Nyungwe forest became a reserved area in 1903 but protection wasn’t strictly enforced until it was declared a national park in 2005. As a result, its biodiversity suffered the devastating effects of human encroachment for over a century.
For a long time, surrounding communities relied on the forest for food, firewood, building materials and medicine, to name but a few. Over time, some animals were hunted and poached into oblivion. The last buffalo to call Nyungwe home was killed in 1974 while the last elephant was killed in 1999. Its skull is exhibited at Uwinka Interpretation Center.
A study conducted by Antioch University revealed that Nyungwe lost 150 km2 of its cover between 1958 and 1973. Parts of Kitabi, Gisakura and Nkungu, among other areas, were shaved off during this time.
Despite huge losses, Nyungwe is still home to a quarter of Africa’s primates. The park’s vegetation is a collection of more than 1,000 plant species, most of which can’t be found outside the Albertine Rift. More than 90 mammal species inhabit the forest. In addition, Nyungwe is the biggest protected area in the Albertine Rift and home to 25% of all birds in its ecosystem. That says a lot considering the rift contains 52% of all birds in Africa.
Today, communities surrounding the park are actively involved in conservation. After years of creating awareness and extending the economic benefits of tourism to the people, it finally makes sense to protect natural resources as opposed to depleting them.
One week ago, the government handed over managerial duties of Nyungwe National Park to African Parks, following the signing of a 20-year agreement. African Parks has been managing Akagera National Park for the past 10 years. The decade-long partnership has seen Rwanda’s only Savannah national park undergo an impressive ecological and economic revival.
Commenting on the new partnership, RDB’s CEO, Clare Akamanzi said, "The new agreement with African parks is a testament to the good partnership we have built with African Parks over the past 10 years. We look forward to making Nyungwe National Park a more spectacular place to visit by advancing wildlife management and conservation, expanding tourism infrastructure and increasing tourism marketing and promotion. We also look forward to a collaborative working relationship with communities around the park."
Like Nyungwe, Akagera’s turbulent history led to the extermination of some animals. Lately, some of the lost creatures have been reintroduced. Whether the same will be done in Nyungwe remains to be seen. One thing is clear though; the future of Nyungwe National Park is bright.
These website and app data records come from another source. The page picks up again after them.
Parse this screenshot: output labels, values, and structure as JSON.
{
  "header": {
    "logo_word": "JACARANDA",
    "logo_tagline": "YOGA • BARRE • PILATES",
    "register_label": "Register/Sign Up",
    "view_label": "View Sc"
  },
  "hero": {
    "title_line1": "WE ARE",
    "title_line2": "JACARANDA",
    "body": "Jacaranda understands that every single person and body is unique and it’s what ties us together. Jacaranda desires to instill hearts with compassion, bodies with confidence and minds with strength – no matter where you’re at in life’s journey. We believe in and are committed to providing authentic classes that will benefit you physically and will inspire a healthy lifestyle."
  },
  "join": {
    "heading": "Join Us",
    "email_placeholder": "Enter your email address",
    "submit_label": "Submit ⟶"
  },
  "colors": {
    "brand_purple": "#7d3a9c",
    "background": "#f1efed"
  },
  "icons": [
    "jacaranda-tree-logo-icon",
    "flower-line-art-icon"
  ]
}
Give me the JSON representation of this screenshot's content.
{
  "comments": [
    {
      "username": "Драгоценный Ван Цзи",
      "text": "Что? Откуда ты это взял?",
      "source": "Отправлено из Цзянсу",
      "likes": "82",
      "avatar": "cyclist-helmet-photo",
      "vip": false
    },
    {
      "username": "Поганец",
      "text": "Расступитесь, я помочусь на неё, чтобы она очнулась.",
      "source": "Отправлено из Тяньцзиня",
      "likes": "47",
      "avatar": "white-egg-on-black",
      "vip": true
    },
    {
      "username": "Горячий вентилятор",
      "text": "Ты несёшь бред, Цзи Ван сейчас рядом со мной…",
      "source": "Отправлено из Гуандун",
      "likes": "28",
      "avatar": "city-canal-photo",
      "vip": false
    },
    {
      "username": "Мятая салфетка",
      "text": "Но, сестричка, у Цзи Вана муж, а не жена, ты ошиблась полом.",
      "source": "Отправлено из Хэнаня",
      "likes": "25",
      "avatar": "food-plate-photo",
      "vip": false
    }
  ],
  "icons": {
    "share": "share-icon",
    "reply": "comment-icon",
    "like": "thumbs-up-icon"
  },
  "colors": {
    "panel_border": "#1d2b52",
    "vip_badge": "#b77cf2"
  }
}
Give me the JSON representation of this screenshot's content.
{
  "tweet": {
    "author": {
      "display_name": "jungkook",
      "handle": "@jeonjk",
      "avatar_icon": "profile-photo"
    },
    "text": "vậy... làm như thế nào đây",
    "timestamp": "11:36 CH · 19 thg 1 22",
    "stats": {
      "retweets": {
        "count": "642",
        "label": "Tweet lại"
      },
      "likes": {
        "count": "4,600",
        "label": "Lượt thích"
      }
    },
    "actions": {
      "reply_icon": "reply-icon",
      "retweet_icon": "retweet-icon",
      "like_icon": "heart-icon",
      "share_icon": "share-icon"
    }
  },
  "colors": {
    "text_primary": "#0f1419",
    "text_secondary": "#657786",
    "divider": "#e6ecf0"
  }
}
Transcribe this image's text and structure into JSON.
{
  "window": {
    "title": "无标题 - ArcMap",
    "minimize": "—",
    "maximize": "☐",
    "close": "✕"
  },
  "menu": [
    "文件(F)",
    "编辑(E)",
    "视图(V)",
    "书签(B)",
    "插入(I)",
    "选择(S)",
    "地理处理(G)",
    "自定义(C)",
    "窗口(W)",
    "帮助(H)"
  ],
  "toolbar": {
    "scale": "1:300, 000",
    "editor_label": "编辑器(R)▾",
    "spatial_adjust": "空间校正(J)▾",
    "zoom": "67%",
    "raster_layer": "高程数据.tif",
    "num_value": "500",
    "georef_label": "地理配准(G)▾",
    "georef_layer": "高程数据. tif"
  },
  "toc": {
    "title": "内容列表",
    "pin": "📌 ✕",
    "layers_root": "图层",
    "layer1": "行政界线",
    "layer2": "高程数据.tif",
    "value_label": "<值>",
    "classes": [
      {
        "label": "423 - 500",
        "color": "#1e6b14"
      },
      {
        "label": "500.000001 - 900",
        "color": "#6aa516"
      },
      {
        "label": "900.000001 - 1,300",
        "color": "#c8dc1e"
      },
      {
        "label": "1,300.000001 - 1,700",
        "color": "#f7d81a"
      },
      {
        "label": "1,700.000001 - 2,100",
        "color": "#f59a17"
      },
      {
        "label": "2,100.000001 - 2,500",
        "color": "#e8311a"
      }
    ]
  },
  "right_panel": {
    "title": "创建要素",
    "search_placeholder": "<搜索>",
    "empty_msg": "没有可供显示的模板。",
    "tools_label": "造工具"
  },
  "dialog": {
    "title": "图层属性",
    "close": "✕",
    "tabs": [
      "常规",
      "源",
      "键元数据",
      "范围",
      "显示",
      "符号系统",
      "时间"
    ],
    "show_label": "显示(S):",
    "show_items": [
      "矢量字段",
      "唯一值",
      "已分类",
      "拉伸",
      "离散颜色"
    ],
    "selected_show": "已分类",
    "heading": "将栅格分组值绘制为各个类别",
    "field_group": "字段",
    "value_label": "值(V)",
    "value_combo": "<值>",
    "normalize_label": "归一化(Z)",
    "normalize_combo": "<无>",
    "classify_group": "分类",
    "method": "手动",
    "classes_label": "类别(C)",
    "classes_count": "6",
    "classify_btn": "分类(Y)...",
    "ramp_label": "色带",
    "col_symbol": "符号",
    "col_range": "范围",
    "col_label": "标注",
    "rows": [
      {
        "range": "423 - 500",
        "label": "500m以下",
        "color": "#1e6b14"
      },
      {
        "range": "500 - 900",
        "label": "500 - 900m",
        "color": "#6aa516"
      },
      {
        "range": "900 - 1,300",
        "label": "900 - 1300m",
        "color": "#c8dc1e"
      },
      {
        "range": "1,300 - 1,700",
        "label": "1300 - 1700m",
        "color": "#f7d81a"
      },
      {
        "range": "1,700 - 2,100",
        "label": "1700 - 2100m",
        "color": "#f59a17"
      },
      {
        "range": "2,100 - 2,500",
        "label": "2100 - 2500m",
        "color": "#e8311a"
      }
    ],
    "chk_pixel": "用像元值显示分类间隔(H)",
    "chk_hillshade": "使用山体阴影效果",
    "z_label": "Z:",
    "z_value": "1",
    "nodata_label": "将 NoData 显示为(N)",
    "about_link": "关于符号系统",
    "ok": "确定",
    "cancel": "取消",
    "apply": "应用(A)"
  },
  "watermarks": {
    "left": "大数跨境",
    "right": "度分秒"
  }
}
The skull of the last elephant in Nyungwe forest is a painful reminder of the dark chapter in history of the forest. In retrospect, it is an exhibition of the closeness of the past in the attraction that has moved so far away from that past.